● **TASK DETAILS**: A faithful copy of all the records is needed, with the pictures omitted.

[Element data from apps and pages]
<<<<

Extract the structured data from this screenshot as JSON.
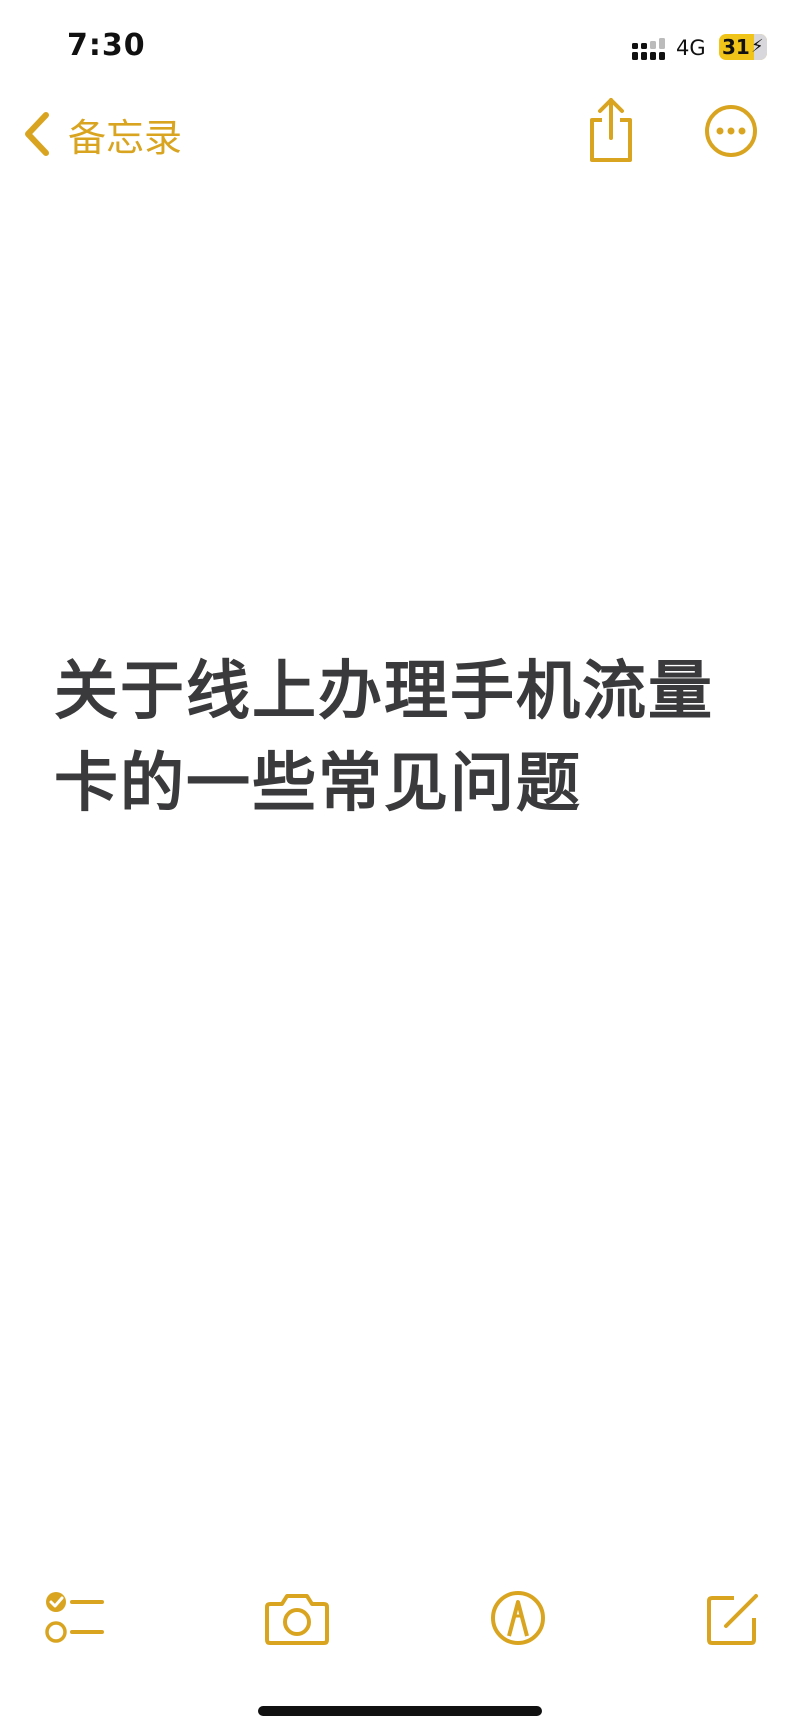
{
  "status_bar": {
    "time": "7:30",
    "network": "4G",
    "battery": "31",
    "battery_charging_icon": "bolt-icon",
    "signal_icon": "cellular-signal-icon"
  },
  "nav": {
    "back_label": "备忘录",
    "back_icon": "chevron-left-icon",
    "share_icon": "share-icon",
    "more_icon": "ellipsis-circle-icon"
  },
  "note": {
    "title": "关于线上办理手机流量卡的一些常见问题"
  },
  "toolbar": {
    "checklist_icon": "checklist-icon",
    "camera_icon": "camera-icon",
    "markup_icon": "markup-pen-icon",
    "compose_icon": "compose-icon"
  },
  "colors": {
    "accent": "#d9a521",
    "text": "#3a3a3c",
    "background": "#ffffff"
  }
}
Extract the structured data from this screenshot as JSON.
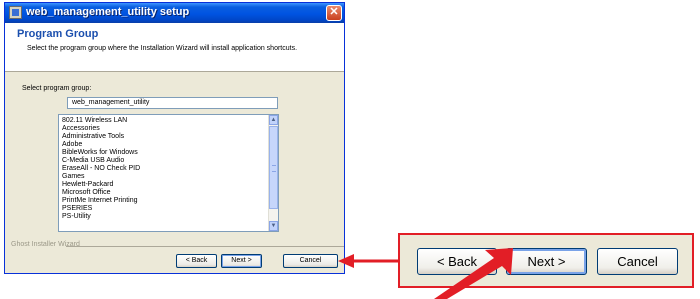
{
  "window": {
    "title": "web_management_utility setup",
    "close_glyph": "✕"
  },
  "header": {
    "title": "Program Group",
    "subtitle": "Select the program group where the Installation Wizard will install application shortcuts."
  },
  "form": {
    "select_label": "Select program group:",
    "group_value": "web_management_utility",
    "groups": [
      "802.11 Wireless LAN",
      "Accessories",
      "Administrative Tools",
      "Adobe",
      "BibleWorks for Windows",
      "C-Media USB Audio",
      "EraseAll - NO Check PID",
      "Games",
      "Hewlett-Packard",
      "Microsoft Office",
      "PrintMe Internet Printing",
      "PSERIES",
      "PS-Utility"
    ]
  },
  "footer": {
    "brand": "Ghost Installer Wizard",
    "back_label": "< Back",
    "next_label": "Next >",
    "cancel_label": "Cancel"
  },
  "zoom": {
    "back_label": "< Back",
    "next_label": "Next >",
    "cancel_label": "Cancel"
  },
  "annotation_color": "#e21e26"
}
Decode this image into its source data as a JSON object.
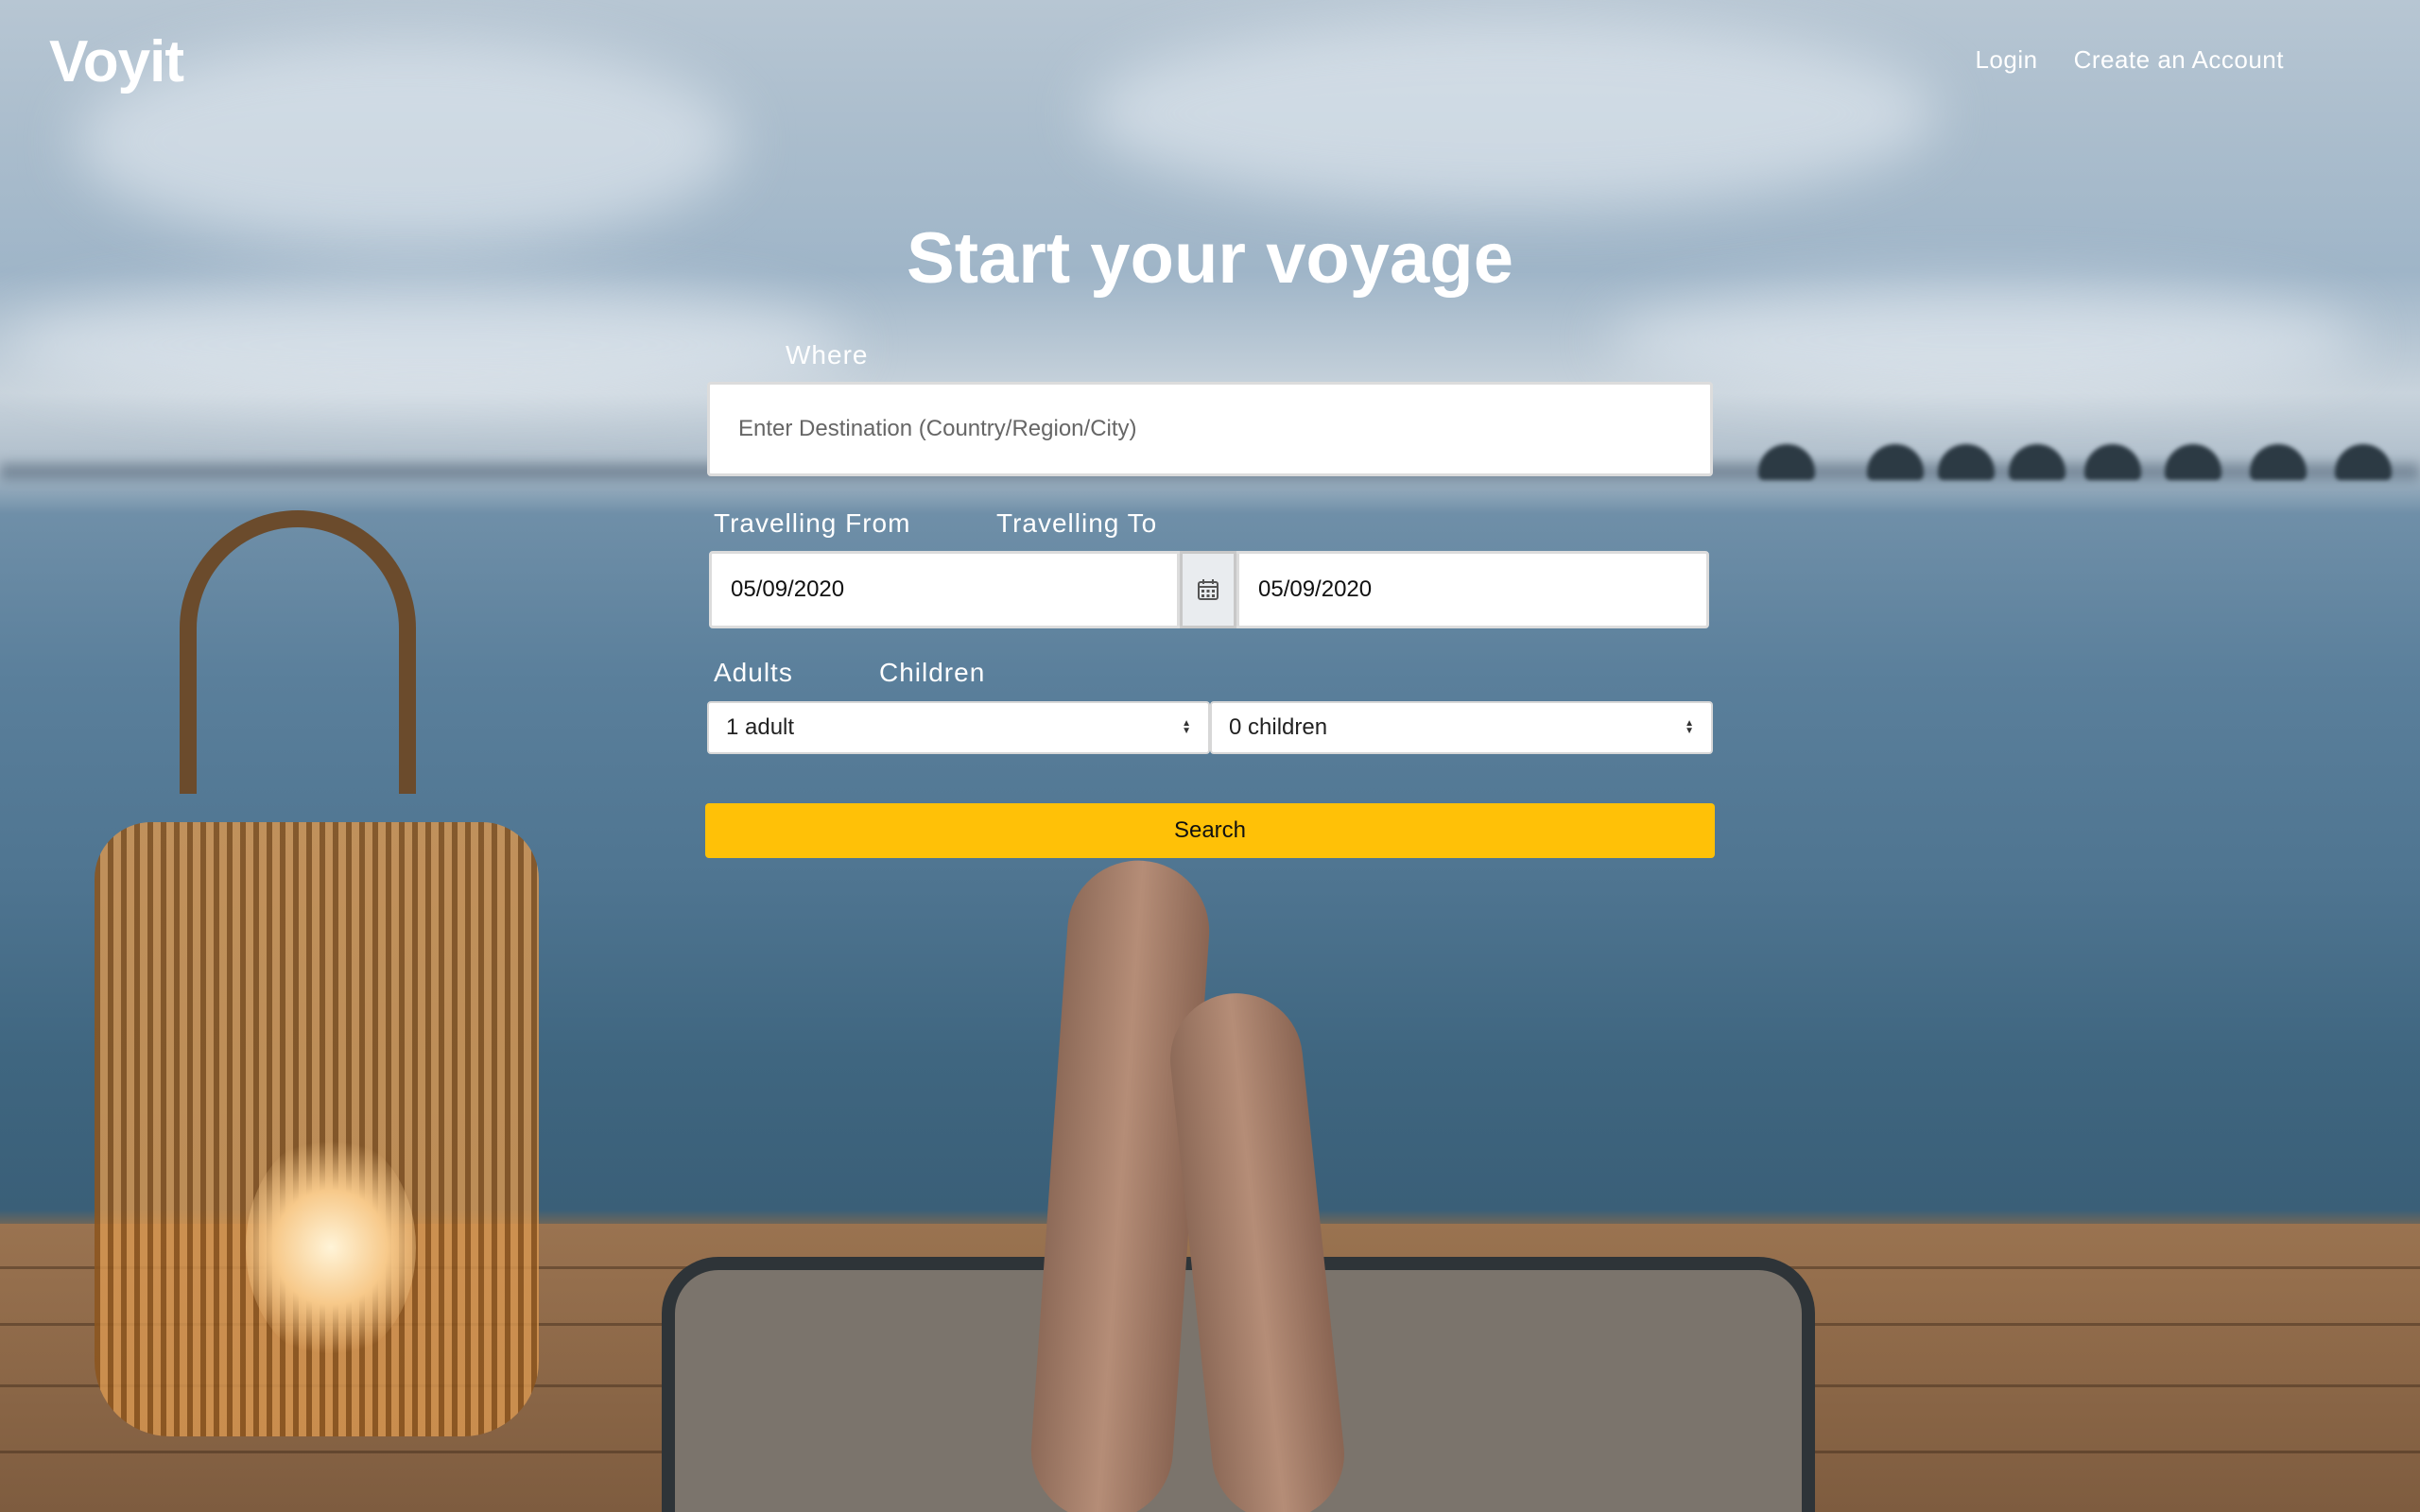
{
  "brand": {
    "logo": "Voyit"
  },
  "nav": {
    "login": "Login",
    "create_account": "Create an Account"
  },
  "hero": {
    "title": "Start your voyage"
  },
  "form": {
    "where_label": "Where",
    "destination_placeholder": "Enter Destination (Country/Region/City)",
    "from_label": "Travelling From",
    "to_label": "Travelling To",
    "from_value": "05/09/2020",
    "to_value": "05/09/2020",
    "calendar_icon": "calendar-icon",
    "adults_label": "Adults",
    "children_label": "Children",
    "adults_value": "1 adult",
    "children_value": "0 children",
    "search_label": "Search"
  },
  "colors": {
    "accent": "#ffc107",
    "text_light": "#ffffff"
  }
}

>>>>

● **COMPLETED TASK**:
Extract the structured data from this screenshot as JSON.
{
  "status_bar": {
    "time": "7:30",
    "network": "4G",
    "battery": "31",
    "battery_charging_icon": "bolt-icon",
    "signal_icon": "cellular-signal-icon"
  },
  "nav": {
    "back_label": "备忘录",
    "back_icon": "chevron-left-icon",
    "share_icon": "share-icon",
    "more_icon": "ellipsis-circle-icon"
  },
  "note": {
    "title": "关于线上办理手机流量卡的一些常见问题"
  },
  "toolbar": {
    "checklist_icon": "checklist-icon",
    "camera_icon": "camera-icon",
    "markup_icon": "markup-pen-icon",
    "compose_icon": "compose-icon"
  },
  "colors": {
    "accent": "#d9a521",
    "text": "#3a3a3c",
    "background": "#ffffff"
  }
}
Extract the structured data from this screenshot as JSON.
{
  "window": {
    "title": "web_management_utility setup",
    "close_glyph": "✕"
  },
  "header": {
    "title": "Program Group",
    "subtitle": "Select the program group where the Installation Wizard will install application shortcuts."
  },
  "form": {
    "select_label": "Select program group:",
    "group_value": "web_management_utility",
    "groups": [
      "802.11 Wireless LAN",
      "Accessories",
      "Administrative Tools",
      "Adobe",
      "BibleWorks for Windows",
      "C-Media USB Audio",
      "EraseAll - NO Check PID",
      "Games",
      "Hewlett-Packard",
      "Microsoft Office",
      "PrintMe Internet Printing",
      "PSERIES",
      "PS-Utility"
    ]
  },
  "footer": {
    "brand": "Ghost Installer Wizard",
    "back_label": "< Back",
    "next_label": "Next >",
    "cancel_label": "Cancel"
  },
  "zoom": {
    "back_label": "< Back",
    "next_label": "Next >",
    "cancel_label": "Cancel"
  },
  "annotation_color": "#e21e26"
}
Decode this image into its source data as a JSON object.
{
  "brand": {
    "logo": "Voyit"
  },
  "nav": {
    "login": "Login",
    "create_account": "Create an Account"
  },
  "hero": {
    "title": "Start your voyage"
  },
  "form": {
    "where_label": "Where",
    "destination_placeholder": "Enter Destination (Country/Region/City)",
    "from_label": "Travelling From",
    "to_label": "Travelling To",
    "from_value": "05/09/2020",
    "to_value": "05/09/2020",
    "calendar_icon": "calendar-icon",
    "adults_label": "Adults",
    "children_label": "Children",
    "adults_value": "1 adult",
    "children_value": "0 children",
    "search_label": "Search"
  },
  "colors": {
    "accent": "#ffc107",
    "text_light": "#ffffff"
  }
}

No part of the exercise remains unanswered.